When I saw in my social media feeds that The Interview was available for download/streaming I immediately bought a copy.
At that point, I kind of felt like it was my duty as an American. No gang of thugs, be they sponsored by North Korea or independently-operating rogues, is going to dictate to me what movies I watch.
I watched the movie late last night, after Santa Claus paid his visit and my wife and I finished our traditional Christmas Eve viewing of A Christmas Story.
I’m honestly not sure what all the fuss was about.
In the grand tradition of subversive political satire, The Interview is a forgettable effort. Dick and fart jokes, even when aimed at a political target, are still dick and fart jokes.

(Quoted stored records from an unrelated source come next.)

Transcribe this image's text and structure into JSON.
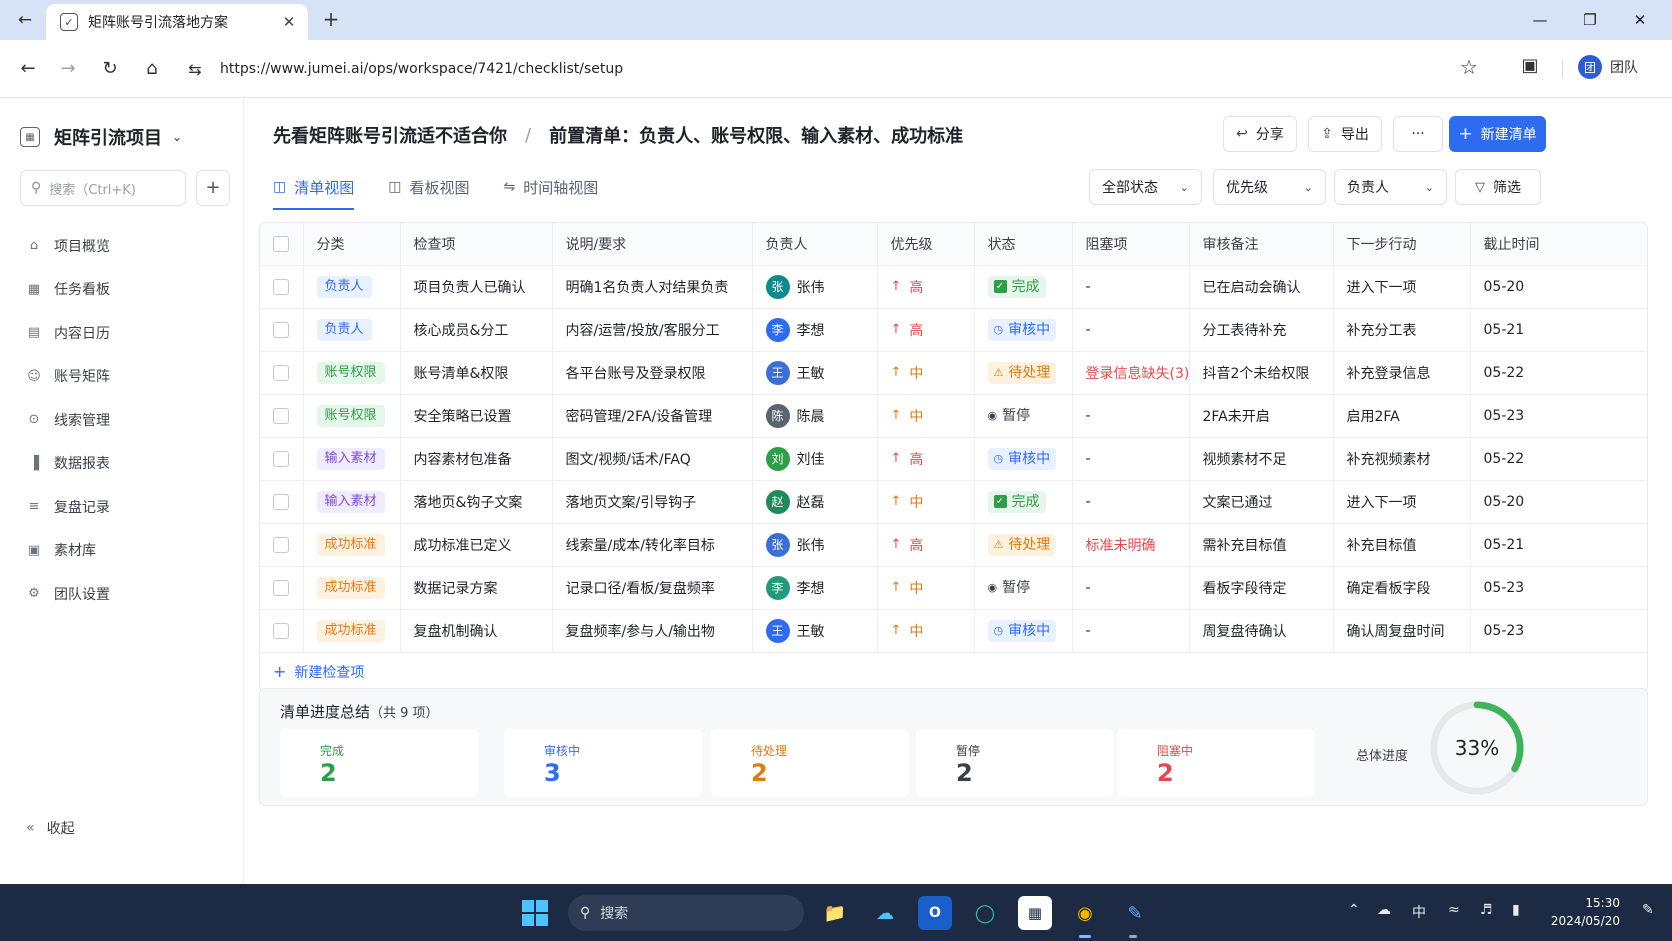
{
  "browser": {
    "tab_title": "矩阵账号引流落地方案",
    "url": "https://www.jumei.ai/ops/workspace/7421/checklist/setup",
    "profile_avatar": "团",
    "profile_name": "团队"
  },
  "sidebar": {
    "project_icon": "88",
    "project_name": "矩阵引流项目",
    "search_placeholder": "搜索（Ctrl+K)",
    "items": [
      {
        "icon": "home-icon",
        "label": "项目概览"
      },
      {
        "icon": "board-icon",
        "label": "任务看板"
      },
      {
        "icon": "calendar-icon",
        "label": "内容日历"
      },
      {
        "icon": "users-icon",
        "label": "账号矩阵"
      },
      {
        "icon": "leads-icon",
        "label": "线索管理"
      },
      {
        "icon": "chart-icon",
        "label": "数据报表"
      },
      {
        "icon": "review-icon",
        "label": "复盘记录"
      },
      {
        "icon": "library-icon",
        "label": "素材库"
      },
      {
        "icon": "gear-icon",
        "label": "团队设置"
      }
    ],
    "collapse_label": "收起"
  },
  "header": {
    "breadcrumb_1": "先看矩阵账号引流适不适合你",
    "breadcrumb_sep": "/",
    "breadcrumb_2": "前置清单：负责人、账号权限、输入素材、成功标准",
    "share_label": "分享",
    "export_label": "导出",
    "more_label": "···",
    "new_label": "新建清单"
  },
  "views": {
    "list": "清单视图",
    "board": "看板视图",
    "timeline": "时间轴视图"
  },
  "filters": {
    "status": "全部状态",
    "priority": "优先级",
    "owner": "负责人",
    "filter": "筛选"
  },
  "table": {
    "columns": [
      "分类",
      "检查项",
      "说明/要求",
      "负责人",
      "优先级",
      "状态",
      "阻塞项",
      "审核备注",
      "下一步行动",
      "截止时间"
    ],
    "rows": [
      {
        "category": "负责人",
        "cat_color": "blue",
        "item": "项目负责人已确认",
        "desc": "明确1名负责人对结果负责",
        "avatar": "张",
        "avatar_color": "#0f8a8a",
        "owner": "张伟",
        "priority": "高",
        "pri_level": "high",
        "status": "完成",
        "status_kind": "done",
        "blocker": "-",
        "blocker_red": false,
        "note": "已在启动会确认",
        "next": "进入下一项",
        "due": "05-20"
      },
      {
        "category": "负责人",
        "cat_color": "blue",
        "item": "核心成员&分工",
        "desc": "内容/运营/投放/客服分工",
        "avatar": "李",
        "avatar_color": "#2f6bf0",
        "owner": "李想",
        "priority": "高",
        "pri_level": "high",
        "status": "审核中",
        "status_kind": "review",
        "blocker": "-",
        "blocker_red": false,
        "note": "分工表待补充",
        "next": "补充分工表",
        "due": "05-21"
      },
      {
        "category": "账号权限",
        "cat_color": "green",
        "item": "账号清单&权限",
        "desc": "各平台账号及登录权限",
        "avatar": "王",
        "avatar_color": "#3a6fd8",
        "owner": "王敏",
        "priority": "中",
        "pri_level": "mid",
        "status": "待处理",
        "status_kind": "todo",
        "blocker": "登录信息缺失(3)",
        "blocker_red": true,
        "note": "抖音2个未给权限",
        "next": "补充登录信息",
        "due": "05-22"
      },
      {
        "category": "账号权限",
        "cat_color": "green",
        "item": "安全策略已设置",
        "desc": "密码管理/2FA/设备管理",
        "avatar": "陈",
        "avatar_color": "#5b6270",
        "owner": "陈晨",
        "priority": "中",
        "pri_level": "mid",
        "status": "暂停",
        "status_kind": "paused",
        "blocker": "-",
        "blocker_red": false,
        "note": "2FA未开启",
        "next": "启用2FA",
        "due": "05-23"
      },
      {
        "category": "输入素材",
        "cat_color": "purple",
        "item": "内容素材包准备",
        "desc": "图文/视频/话术/FAQ",
        "avatar": "刘",
        "avatar_color": "#2e9e48",
        "owner": "刘佳",
        "priority": "高",
        "pri_level": "high",
        "status": "审核中",
        "status_kind": "review",
        "blocker": "-",
        "blocker_red": false,
        "note": "视频素材不足",
        "next": "补充视频素材",
        "due": "05-22"
      },
      {
        "category": "输入素材",
        "cat_color": "purple",
        "item": "落地页&钩子文案",
        "desc": "落地页文案/引导钩子",
        "avatar": "赵",
        "avatar_color": "#1f8a5a",
        "owner": "赵磊",
        "priority": "中",
        "pri_level": "mid",
        "status": "完成",
        "status_kind": "done",
        "blocker": "-",
        "blocker_red": false,
        "note": "文案已通过",
        "next": "进入下一项",
        "due": "05-20"
      },
      {
        "category": "成功标准",
        "cat_color": "orange",
        "item": "成功标准已定义",
        "desc": "线索量/成本/转化率目标",
        "avatar": "张",
        "avatar_color": "#3a6fd8",
        "owner": "张伟",
        "priority": "高",
        "pri_level": "high",
        "status": "待处理",
        "status_kind": "todo",
        "blocker": "标准未明确",
        "blocker_red": true,
        "note": "需补充目标值",
        "next": "补充目标值",
        "due": "05-21"
      },
      {
        "category": "成功标准",
        "cat_color": "orange",
        "item": "数据记录方案",
        "desc": "记录口径/看板/复盘频率",
        "avatar": "李",
        "avatar_color": "#1f9a7a",
        "owner": "李想",
        "priority": "中",
        "pri_level": "mid",
        "status": "暂停",
        "status_kind": "paused",
        "blocker": "-",
        "blocker_red": false,
        "note": "看板字段待定",
        "next": "确定看板字段",
        "due": "05-23"
      },
      {
        "category": "成功标准",
        "cat_color": "orange",
        "item": "复盘机制确认",
        "desc": "复盘频率/参与人/输出物",
        "avatar": "王",
        "avatar_color": "#2f6bf0",
        "owner": "王敏",
        "priority": "中",
        "pri_level": "mid",
        "status": "审核中",
        "status_kind": "review",
        "blocker": "-",
        "blocker_red": false,
        "note": "周复盘待确认",
        "next": "确认周复盘时间",
        "due": "05-23"
      }
    ],
    "add_row_label": "新建检查项"
  },
  "summary": {
    "title": "清单进度总结",
    "count_text": "（共 9 项）",
    "cards": [
      {
        "label": "完成",
        "value": "2",
        "color": "#2e9e48"
      },
      {
        "label": "审核中",
        "value": "3",
        "color": "#2f6bf0"
      },
      {
        "label": "待处理",
        "value": "2",
        "color": "#e07b12"
      },
      {
        "label": "暂停",
        "value": "2",
        "color": "#3b4048"
      },
      {
        "label": "阻塞中",
        "value": "2",
        "color": "#e5484d"
      }
    ],
    "total_label": "总体进度",
    "progress_text": "33%",
    "progress_fraction": 0.33,
    "progress_color": "#3fb35a"
  },
  "taskbar": {
    "search_label": "搜索",
    "time": "15:30",
    "date": "2024/05/20",
    "ime": "中"
  }
}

The irony here, as is often the case, is that the overreaction from those being skewered (I think it’s safe to say that North Korea really has been behind it all) is what elevated the film from a rote exercise in low-brow humor into a memorable chapter in that country’s strange history.
Seth Rogen plays a television producer who aspires to hard-hitting journalism but is stuck working on a very popular celebrity gossip show. James Franco is the host of said show. After an embarrassing run-in with a college classmate who now works in journalism and looks down his nose at Franco’s show, Rogen’s character convinces his boss to go after more substantive stories.
When a news article mentions that North Korea’s Kim Jong-un likes Franco’s show they have their in. They set up an interview with the reclusive dictator, travel to North Korea where they’re treated to Communist propaganda (complete with a fake grocery store which serves as a Potemkin village, perhaps the films most intellectual moment), and ultimately become heroes when they get the murderous political figure to poop his pants on television.
[mks_pullquote align=”right” width=”300″ size=”24″ bg_color=”#000000″ txt_color=”#ffffff”]”A couple of stoners inspiring a dictator to shart on television is not exactly satire for the ages.”[/mks_pullquote]North Korea’s regime has been the object of guffaws and ridicule for decades now (which often, sadly, obfuscate the very real horrors that nation’s citizens are living through). No doubt The Interview’s stars and producers felt they were treading in safe territory in telling this story. It’s well-covered territory – Trey Parker and Matt Stone did it a decade ago – and Hollywood isn’t exactly known for taking courageous stands in the world of politics.
They save their mockery for safe targets. Like Republicans and Christians and people living in fly-over states. They usually don’t like hitting people who hit back.
I don’t think anyone expected the backlash from North Korea, that absurd Stalinist relic from another age, and there’s little question in my mind that this movie never would have been made had Sony seen it coming.
Releasing this movie via the internet was the right move, coming as it does after the cowardice on display when Sony initially announced that the movie wouldn’t be released at all. While caution is prudent, Americans have no business censoring themselves at the behest of thugs.
But I have a hard time lionizing the creators. A couple of stoners inspiring a dictator to shart on television is not exactly satire for the ages.
Gulliver’s Travels this is not. In fact, it would be an insult to the legacy of masterful satirists like Jonathan Swift if we added the likes of Franco and Rogen to their ranks. Humor can be an effective weapon against tyranny when wielded by a master, but only thing which elevated The Interview into that realm was North Korea’s overreaction.
On a related note, I’m hearing a lot of people almost sort of defending the hackers who were able to block this film’s theatrical release. “What if North Korea made a film about murdering the American President?” they ask.
For one thing the American President is not, despite our nation’s imperfections, a dictator. It is an elected office held in check (not often enough, I’d argue) by two other branches of our federal government and the governments of 50 sovereign states. The communist dictators of North Korea have earned a level of revulsion from the international community that the American president has not.
But that aside, if someone did make a film about murdering our sitting President (and someone did, an American in fact) Americans would be free to express their feelings on the subject whatever they are, and certainly our government wouldn’t engage in attempts at censorship.
And if our government did, I hope that the public would react by voting the bums out. Because there’s this little thing called the 1st amendment which doesn’t exist just so that we can talk about the weather, but also about things which some may find deeply offensive.